Check Your ThermostatFirst and foremost, examine your thermostat. When an air conditioning stops blowing cold air, it’s typically because the thermostat is set incorrectly or was altered. Children often play with thermostats they can reach. If this is the case, simply reset your device. If your fan is blowing, but there is no frigid air, check to see whether the thermostat has been set to “on” or “auto.” If set to “on,” the fan will remain on at all times, even when the air conditioning isn’t actually running. This setting was designed to circulate air throughout the home. Many homeowners hear the fan and immediately think their system is running. This is not the case, though. Change the thermostat over to “auto” to avoid this issue.
Swap Air FiltersYour air conditioning system is a machine. Like any machine, your system requires proper care and thorough cleanings. Typically, it’s smart to clean the system monthly. For preventative maintenance, consider setting up a yearly plan with a trusted technician. On your own, you can change out the air filter regularly. In homes with pets, the air filter should be switched out once per month. For homes that do not use their system as often, every two months will suffice. Over time, your air filter will accumulate dust, debris, and particles from the air. These particles will then block the filter, reducing the unit’s overall efficiency. When this happens, you’ll notice a lack of cold air in the home. Furthermore, a dirty filter can cause your condenser unit to freeze completely. If the condenser freezes, you won’t have any chilling air. Today’s market is flooded with “high-efficiency” air filters. While some are useful, others are problematic. These filters are designed specifically to remove minuscule particles from the air.
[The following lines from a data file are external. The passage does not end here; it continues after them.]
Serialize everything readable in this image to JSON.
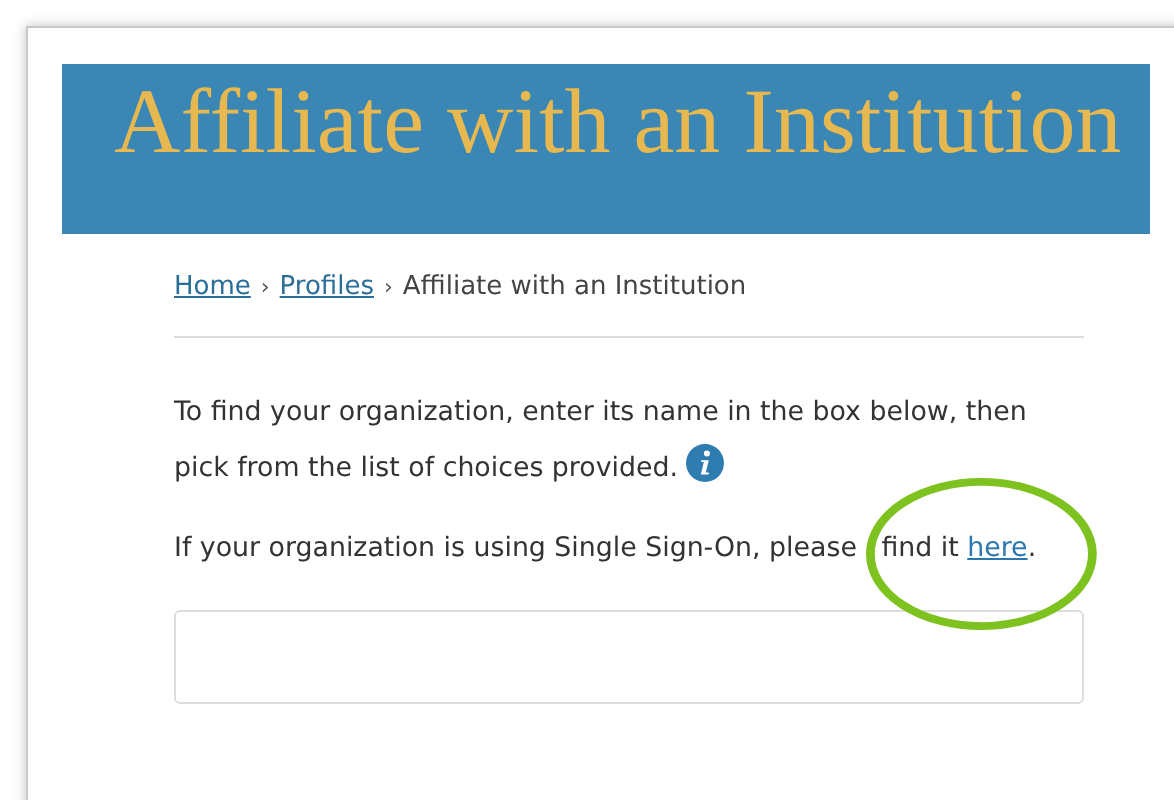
{
  "banner": {
    "title": "Affiliate with an Institution"
  },
  "breadcrumb": [
    {
      "label": "Home",
      "kind": "link"
    },
    {
      "label": "›",
      "kind": "separator"
    },
    {
      "label": "Profiles",
      "kind": "link"
    },
    {
      "label": "›",
      "kind": "separator"
    },
    {
      "label": "Affiliate with an Institution",
      "kind": "current"
    }
  ],
  "intro": {
    "text": "To find your organization, enter its name in the box below, then pick from the list of choices provided."
  },
  "sso": {
    "lead": "If your organization is using Single Sign-On, please",
    "circled": "find it",
    "link": "here",
    "after": "."
  },
  "annotation": {
    "kind": "ellipse",
    "color": "#7dc21e"
  }
}
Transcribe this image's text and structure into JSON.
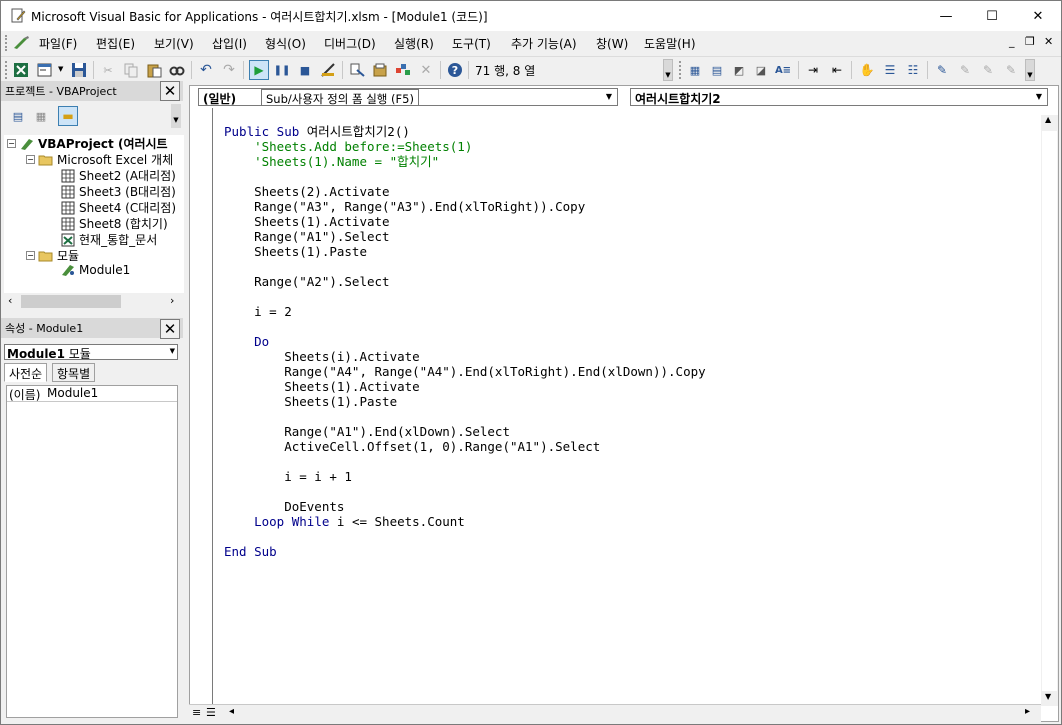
{
  "window": {
    "title": "Microsoft Visual Basic for Applications - 여러시트합치기.xlsm - [Module1 (코드)]",
    "min_label": "—",
    "max_label": "☐",
    "close_label": "✕"
  },
  "menu": {
    "items": [
      "파일(F)",
      "편집(E)",
      "보기(V)",
      "삽입(I)",
      "형식(O)",
      "디버그(D)",
      "실행(R)",
      "도구(T)",
      "추가 기능(A)",
      "창(W)",
      "도움말(H)"
    ],
    "mdi_min": "_",
    "mdi_restore": "❐",
    "mdi_close": "✕"
  },
  "toolbar": {
    "position": "71 행, 8 열",
    "tooltip": "Sub/사용자 정의 폼 실행 (F5)",
    "icons": [
      "excel-view-icon",
      "insert-userform-icon",
      "save-icon",
      "cut-icon",
      "copy-icon",
      "paste-icon",
      "find-icon",
      "undo-icon",
      "redo-icon",
      "run-icon",
      "break-icon",
      "reset-icon",
      "design-mode-icon",
      "project-explorer-icon",
      "properties-icon",
      "object-browser-icon",
      "toolbox-icon",
      "help-icon"
    ]
  },
  "project_pane": {
    "title": "프로젝트 - VBAProject",
    "close": "✕",
    "tree": {
      "root": "VBAProject (여러시트",
      "excel_objects_folder": "Microsoft Excel 개체",
      "sheets": [
        "Sheet2 (A대리점)",
        "Sheet3 (B대리점)",
        "Sheet4 (C대리점)",
        "Sheet8 (합치기)"
      ],
      "workbook": "현재_통합_문서",
      "modules_folder": "모듈",
      "module": "Module1"
    }
  },
  "properties_pane": {
    "title": "속성 - Module1",
    "close": "✕",
    "object_select_name": "Module1",
    "object_select_type": "모듈",
    "tabs": [
      "사전순",
      "항목별"
    ],
    "rows": [
      {
        "name": "(이름)",
        "value": "Module1"
      }
    ]
  },
  "code_window": {
    "object_combo": "(일반)",
    "proc_combo": "여러시트합치기2",
    "code_lines": [
      [
        {
          "t": "Public Sub",
          "c": "kw"
        },
        {
          "t": " 여러시트합치기2()",
          "c": ""
        }
      ],
      [
        {
          "t": "    'Sheets.Add before:=Sheets(1)",
          "c": "cm"
        }
      ],
      [
        {
          "t": "    'Sheets(1).Name = \"합치기\"",
          "c": "cm"
        }
      ],
      [],
      [
        {
          "t": "    Sheets(2).Activate",
          "c": ""
        }
      ],
      [
        {
          "t": "    Range(\"A3\", Range(\"A3\").End(xlToRight)).Copy",
          "c": ""
        }
      ],
      [
        {
          "t": "    Sheets(1).Activate",
          "c": ""
        }
      ],
      [
        {
          "t": "    Range(\"A1\").Select",
          "c": ""
        }
      ],
      [
        {
          "t": "    Sheets(1).Paste",
          "c": ""
        }
      ],
      [],
      [
        {
          "t": "    Range(\"A2\").Select",
          "c": ""
        }
      ],
      [],
      [
        {
          "t": "    i = 2",
          "c": ""
        }
      ],
      [],
      [
        {
          "t": "    ",
          "c": ""
        },
        {
          "t": "Do",
          "c": "kw"
        }
      ],
      [
        {
          "t": "        Sheets(i).Activate",
          "c": ""
        }
      ],
      [
        {
          "t": "        Range(\"A4\", Range(\"A4\").End(xlToRight).End(xlDown)).Copy",
          "c": ""
        }
      ],
      [
        {
          "t": "        Sheets(1).Activate",
          "c": ""
        }
      ],
      [
        {
          "t": "        Sheets(1).Paste",
          "c": ""
        }
      ],
      [],
      [
        {
          "t": "        Range(\"A1\").End(xlDown).Select",
          "c": ""
        }
      ],
      [
        {
          "t": "        ActiveCell.Offset(1, 0).Range(\"A1\").Select",
          "c": ""
        }
      ],
      [],
      [
        {
          "t": "        i = i + 1",
          "c": ""
        }
      ],
      [],
      [
        {
          "t": "        DoEvents",
          "c": ""
        }
      ],
      [
        {
          "t": "    ",
          "c": ""
        },
        {
          "t": "Loop While",
          "c": "kw"
        },
        {
          "t": " i <= Sheets.Count",
          "c": ""
        }
      ],
      [],
      [
        {
          "t": "End Sub",
          "c": "kw"
        }
      ]
    ]
  },
  "colors": {
    "keyword": "#00008b",
    "comment": "#008000",
    "pane_title_bg": "#d9d9d9",
    "active_button_border": "#3c7fb1"
  }
}
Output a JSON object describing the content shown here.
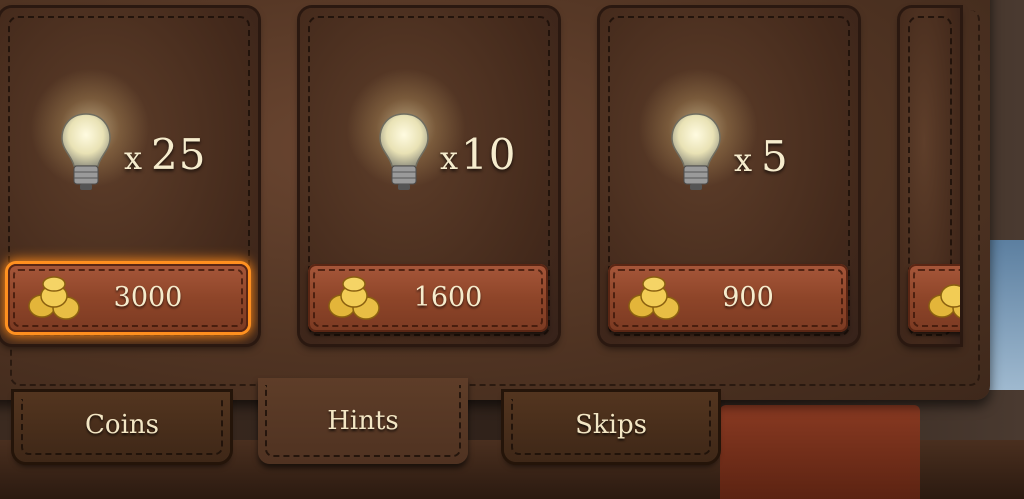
{
  "cards": [
    {
      "quantity_prefix": "x",
      "quantity": "25",
      "price": "3000",
      "selected": true
    },
    {
      "quantity_prefix": "x",
      "quantity": "10",
      "price": "1600",
      "selected": false
    },
    {
      "quantity_prefix": "x",
      "quantity": "5",
      "price": "900",
      "selected": false
    }
  ],
  "tabs": [
    {
      "label": "Coins",
      "active": false
    },
    {
      "label": "Hints",
      "active": true
    },
    {
      "label": "Skips",
      "active": false
    }
  ],
  "colors": {
    "accent_glow": "#ff8a1a",
    "text": "#f6eccd",
    "leather": "#4f3322"
  },
  "icons": {
    "item": "lightbulb-icon",
    "currency": "gold-coins-icon"
  }
}
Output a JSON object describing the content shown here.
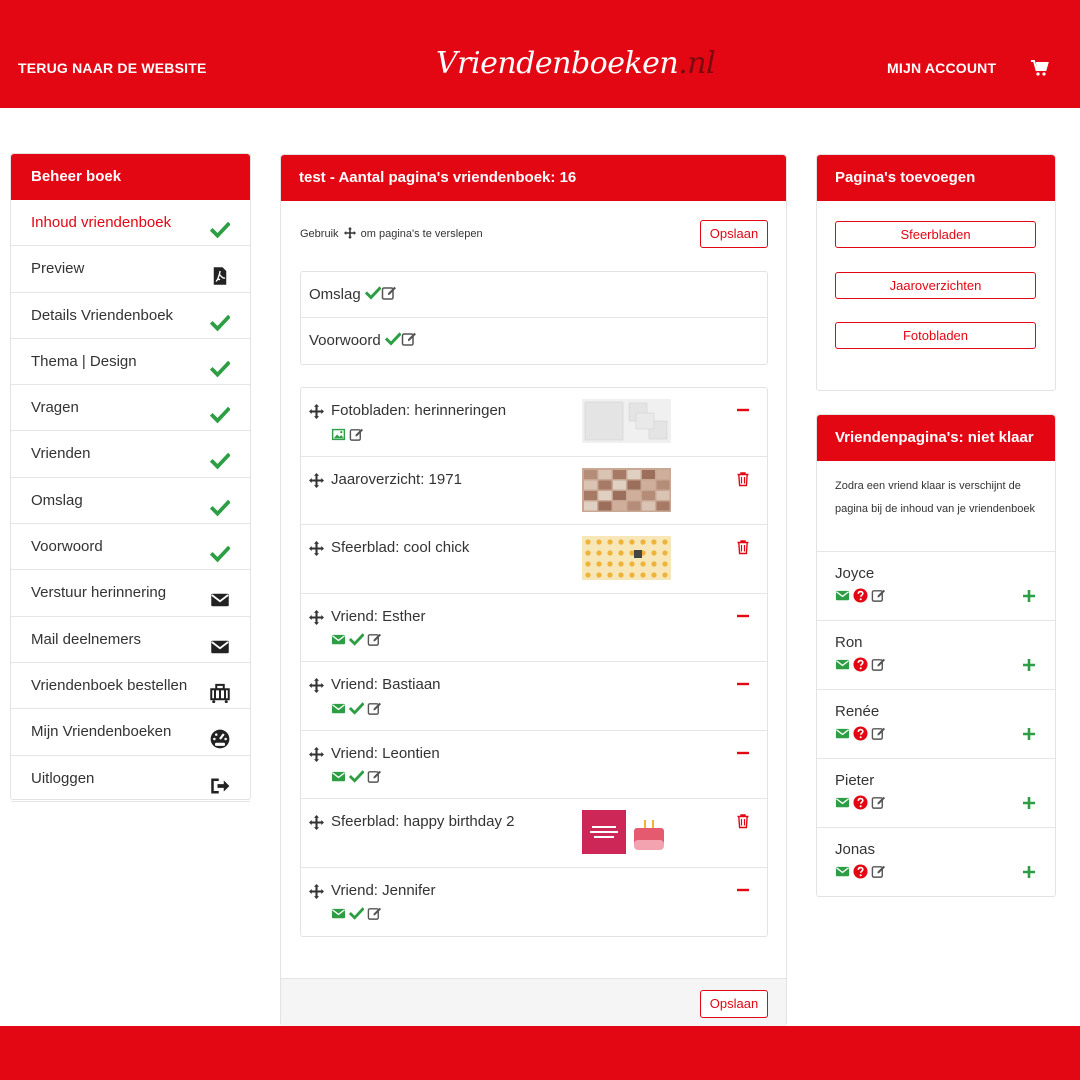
{
  "header": {
    "back_label": "TERUG NAAR DE WEBSITE",
    "logo_main": "Vriendenboeken",
    "logo_suffix": ".nl",
    "account_label": "MIJN ACCOUNT",
    "cart_icon": "cart-icon"
  },
  "colors": {
    "brand": "#e30613",
    "success": "#2e9e44",
    "border": "#e3e3e3"
  },
  "sidebar": {
    "title": "Beheer boek",
    "items": [
      {
        "label": "Inhoud vriendenboek",
        "icon": "check-icon",
        "active": true
      },
      {
        "label": "Preview",
        "icon": "pdf-icon"
      },
      {
        "label": "Details Vriendenboek",
        "icon": "check-icon"
      },
      {
        "label": "Thema | Design",
        "icon": "check-icon"
      },
      {
        "label": "Vragen",
        "icon": "check-icon"
      },
      {
        "label": "Vrienden",
        "icon": "check-icon"
      },
      {
        "label": "Omslag",
        "icon": "check-icon"
      },
      {
        "label": "Voorwoord",
        "icon": "check-icon"
      },
      {
        "label": "Verstuur herinnering",
        "icon": "envelope-icon"
      },
      {
        "label": "Mail deelnemers",
        "icon": "envelope-icon"
      },
      {
        "label": "Vriendenboek bestellen",
        "icon": "luggage-icon"
      },
      {
        "label": "Mijn Vriendenboeken",
        "icon": "dashboard-icon"
      },
      {
        "label": "Uitloggen",
        "icon": "sign-out-icon"
      }
    ]
  },
  "content": {
    "title": "test - Aantal pagina's vriendenboek: 16",
    "hint_before": "Gebruik",
    "hint_after": "om pagina's te verslepen",
    "save_label": "Opslaan",
    "fixed_pages": [
      {
        "label": "Omslag"
      },
      {
        "label": "Voorwoord"
      }
    ],
    "pages": [
      {
        "label": "Fotobladen: herinneringen",
        "icons": [
          "image-icon",
          "edit-icon"
        ],
        "thumb": "photo-layout",
        "action": "minus"
      },
      {
        "label": "Jaaroverzicht: 1971",
        "icons": [],
        "thumb": "newspaper",
        "action": "trash"
      },
      {
        "label": "Sfeerblad: cool chick",
        "icons": [],
        "thumb": "chicks",
        "action": "trash"
      },
      {
        "label": "Vriend: Esther",
        "icons": [
          "envelope-icon",
          "check-icon",
          "edit-icon"
        ],
        "thumb": "",
        "action": "minus"
      },
      {
        "label": "Vriend: Bastiaan",
        "icons": [
          "envelope-icon",
          "check-icon",
          "edit-icon"
        ],
        "thumb": "",
        "action": "minus"
      },
      {
        "label": "Vriend: Leontien",
        "icons": [
          "envelope-icon",
          "check-icon",
          "edit-icon"
        ],
        "thumb": "",
        "action": "minus"
      },
      {
        "label": "Sfeerblad: happy birthday 2",
        "icons": [],
        "thumb": "birthday",
        "action": "trash"
      },
      {
        "label": "Vriend: Jennifer",
        "icons": [
          "envelope-icon",
          "check-icon",
          "edit-icon"
        ],
        "thumb": "",
        "action": "minus"
      }
    ]
  },
  "add_pages": {
    "title": "Pagina's toevoegen",
    "buttons": [
      "Sfeerbladen",
      "Jaaroverzichten",
      "Fotobladen"
    ]
  },
  "friends_pending": {
    "title": "Vriendenpagina's: niet klaar",
    "info": "Zodra een vriend klaar is verschijnt de pagina bij de inhoud van je vriendenboek",
    "friends": [
      {
        "name": "Joyce"
      },
      {
        "name": "Ron"
      },
      {
        "name": "Renée"
      },
      {
        "name": "Pieter"
      },
      {
        "name": "Jonas"
      }
    ]
  }
}
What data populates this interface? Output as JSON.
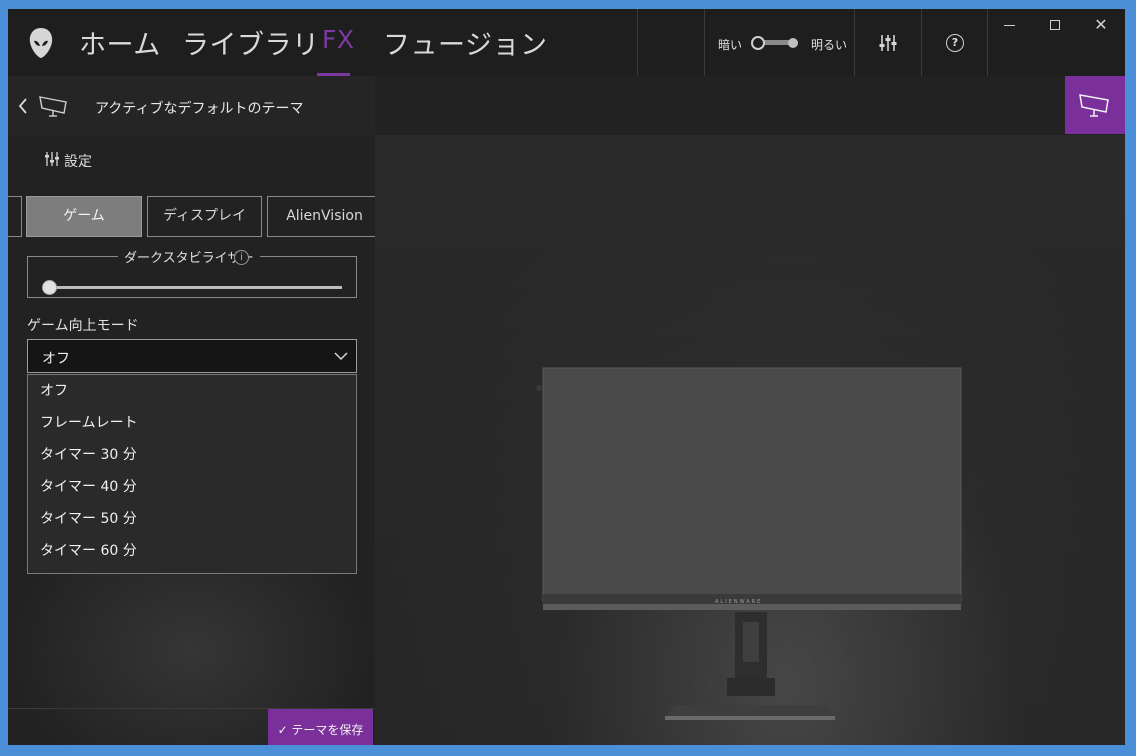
{
  "header": {
    "nav": {
      "home": "ホーム",
      "library": "ライブラリ",
      "fx": "FX",
      "fusion": "フュージョン"
    },
    "brightness": {
      "dark_label": "暗い",
      "bright_label": "明るい"
    },
    "help_glyph": "?",
    "window_close": "✕"
  },
  "left": {
    "theme_title": "アクティブなデフォルトのテーマ",
    "settings_label": "設定",
    "tabs": {
      "game": "ゲーム",
      "display": "ディスプレイ",
      "alienvision": "AlienVision"
    },
    "dark_stabilizer": {
      "label": "ダークスタビライザー",
      "info_glyph": "i"
    },
    "game_enhance": {
      "label": "ゲーム向上モード",
      "selected": "オフ",
      "options": [
        "オフ",
        "フレームレート",
        "タイマー 30 分",
        "タイマー 40 分",
        "タイマー 50 分",
        "タイマー 60 分"
      ]
    },
    "save_button": "✓ テーマを保存"
  },
  "preview": {
    "brand": "ALIENWARE"
  },
  "colors": {
    "accent": "#7a2f9b",
    "fx_active": "#7c3aa0",
    "window_frame": "#4a8fd8"
  }
}
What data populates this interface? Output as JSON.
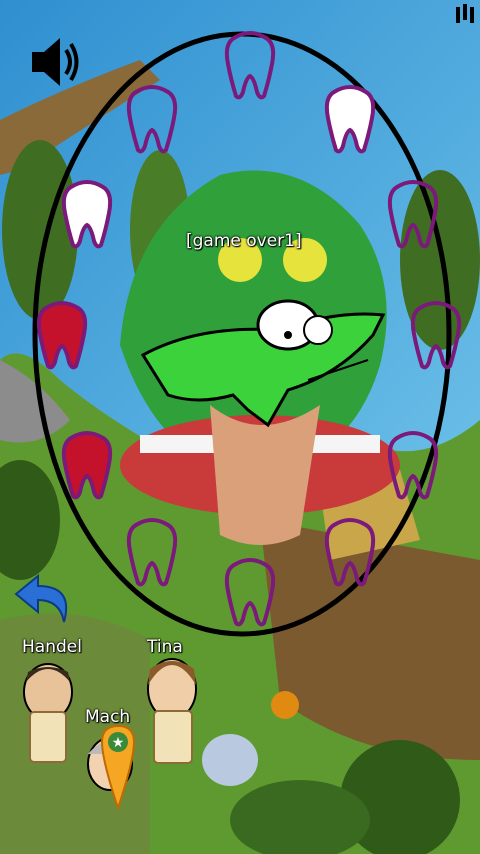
{
  "game": {
    "status_text": "[game over1]"
  },
  "players": [
    {
      "name": "Handel"
    },
    {
      "name": "Tina"
    },
    {
      "name": "Mach"
    }
  ],
  "teeth": [
    {
      "state": "empty",
      "outline": "#7b1a7b"
    },
    {
      "state": "empty",
      "outline": "#7b1a7b"
    },
    {
      "state": "white",
      "outline": "#7b1a7b"
    },
    {
      "state": "white",
      "outline": "#7b1a7b"
    },
    {
      "state": "empty",
      "outline": "#7b1a7b"
    },
    {
      "state": "red",
      "outline": "#7b1a7b"
    },
    {
      "state": "empty",
      "outline": "#7b1a7b"
    },
    {
      "state": "red",
      "outline": "#7b1a7b"
    },
    {
      "state": "empty",
      "outline": "#7b1a7b"
    },
    {
      "state": "empty",
      "outline": "#7b1a7b"
    },
    {
      "state": "empty",
      "outline": "#7b1a7b"
    },
    {
      "state": "empty",
      "outline": "#7b1a7b"
    }
  ],
  "colors": {
    "water": "#3f9ad0",
    "grass": "#5c8f2d",
    "field": "#8b6b3a",
    "crocodile": "#3cd23c",
    "tooth_red": "#c4122c",
    "ring": "#000000"
  },
  "icons": {
    "sound": "speaker-icon",
    "back": "back-arrow-icon",
    "menu": "menu-dots-icon",
    "location": "map-pin-star-icon"
  }
}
They ultimately end up restricting airflow. This will, again, cause the condenser to free.
Examine CondensersThe third most common reason for an air conditioner refusing to blow cold air is because of a dirty condenser unit. The condenser unit is the outdoor portion of your air conditioning system. The condenser coils tend to build up dirty and grime, preventing the air conditioner from cooling properly. These coils require annual cleaning to ensure peak performance. If you’re unclear on how to properly clean these coils, rely on a professional. Cleaning prevents further wear and tear. Furthermore, weeds and bushes that are too close to the outside unit can suffocate and smother the condenser. The bushes will block airflow, keeping the air conditioning system from working properly. We recommend that you cut back any bushes, trees, or gardens at least two feet around the outside unit on each side.
How to Clean a CondenserIf you feel confident, you can clean the condenser on your own. We must warn you, however, that it’s safer and easier to allow an experienced professional to handle the job. If something goes wrong, you’ll have to deal with the cost of repairs in full, plus any damage you incurred. If you want to clean the condenser on your own, follow these steps:
- Shut down power to the unit. Attached to the condenser, you’ll notice a metal box with a disconnect switch. Turn off the 240 volts that power the condenser.
- Wait a few moments to ensure power is completely off. Then, unscrew and remove the top panel or grille. Be careful, as the fan is attached to the top panel.
- Using a soft brush, clean the fins and coils, removing any accumulated debris or dust. Remove loose debris from the bottom portion of the unit, taking care not to bend any of the fins.
- Cover the wiring using a plastic bag. Once you’ve done this, vacuum away any remaining dirt or dust from the system.
- If you notice a bent fan, you’ll need it repaired or replaced promptly. Call a professional for this task.
- Finally, power the thermostat off, then reconnect power to the entire unit. After a few minutes, check to see if the two pipes connecting the outdoor unit and indoor unit are cold and warm, respectively.
Replace Broken Parts
Whether through heavy use or manufacturer’s errors, internal parts may become worn down or may break altogether. These parts, of course, must be replaced; otherwise, the entire system will cease to function. The parts in an air conditioning system that most commonly break are the fan and fan motor. In a properly working system, the fan will draw air from the evaporator coils, then recirculate it back into each room in the house. If the circulating fan does not work or is running too slowly, you’ll experience little to no air whatsoever. The evaporator coils will then become too cold or frost over, restricting airflow even further. The fan and the motor are both located inside the cabinet, which should be inspected by a technician annually. Be sure the fan motor turns on easily, and all the blades are intact. If the engine seizes or any fan blade is damaged, you’ll need to replace the broken part. Testing the system is a complicated endeavor, however. It’s best if you leave the task to a qualified professional.